"The home opener is kind of the culmination of months of work since the offseason can be long," Grace said. "We're always building to Opening Day. It's kind of our showcase. We really like to put on a great show."
As manager of in-park entertainment, Grace figures to be plenty busy Tuesday, when the Padres face the Giants in front of a sold-out crowd at PETCO Park.
Grace, who has been with the Padres in several capacities since 1998, is essentially the stage manager, writing the pregame script for everything that goes on in-park before all home games.
He is also, of course, a huge Padres fan and he understands that Opening Day -- or, in this case since the Padres opened on the road in St. Louis, the home opener -- is a big deal for fans.
That's why so much preparation has been done for the home opener. You only get one chance to do this right, Grace said.
"We understand that people have traditions built around Opening Day and we want to make sure we put on something they can remember, something different, something that is exciting," Grace said.
This year, the Padres will be celebrating 75 years of Padres baseball, dating back to their Pacific Coast League days. Grace, along with Karen Madden, the Padres' coordinator of entertainment, have invited several Padres alumni from those teams to PETCO for the home opener.
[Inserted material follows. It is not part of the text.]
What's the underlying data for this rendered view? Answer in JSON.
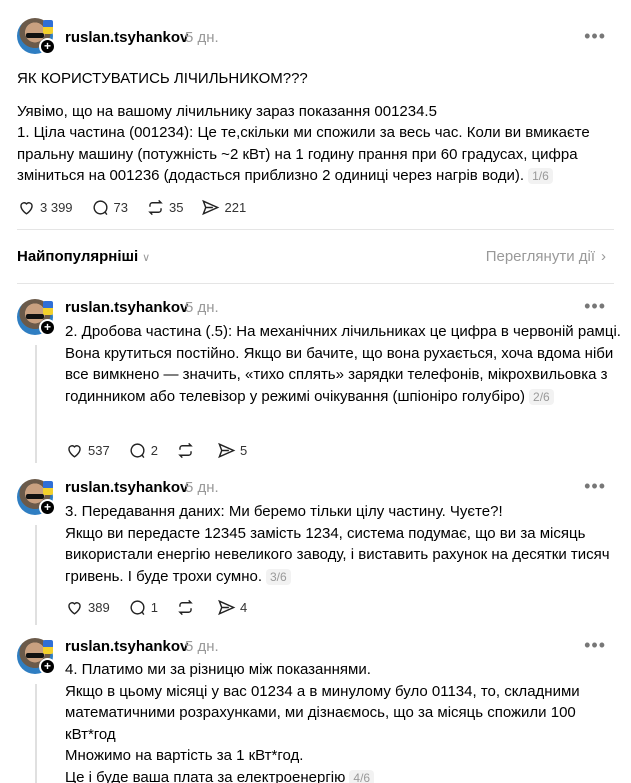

Broadcaster Dick Enberg will emcee the ceremonies and San Diego resident Jason Mraz, a multi-platinum singer and songwriter, is scheduled to sing the national anthem. There will also be an F-18 flyover before the game.
"We feel like there is a lot in store for the fans on Opening Day," Grace said.
Grace, who grew up in Texas, attended plenty of Padres games on visits each summer to see his grandparents. He eventually moved to San Diego and attended San Diego State University, landing a job on the Pad Squad, the in-stadium ambassadors who mix with fans to ensure everyone has a good time.
Grace's first year on the Pad Squad was 1998, the year the Padres went to the World Series. It became evident to him early on that he wanted to work in baseball.
"I got into the whole production of the game, in-game promotions ... everything that had a connection to the fans," said Grace, who started as an intern with the team in 2001 and eventually was hired full-time in '05.
"I really enjoyed being in touch with our hardcore fans and season-ticket holders and liked the production end of it."
Now if Grace can only squeeze in a few free moments to watch the action on the field Tuesday.
"I'm always excited to put on a show for fans," said Grace, who also presides over the Pad Squad and mascot programs and helps with the coordination of special events.
"I still get nervous ... wanting to make sure everything goes right. But I have got to the point where I feel I can delegate a little bit, so at least I'm able to take it all in and also get the feel for the crowd's energy during the game."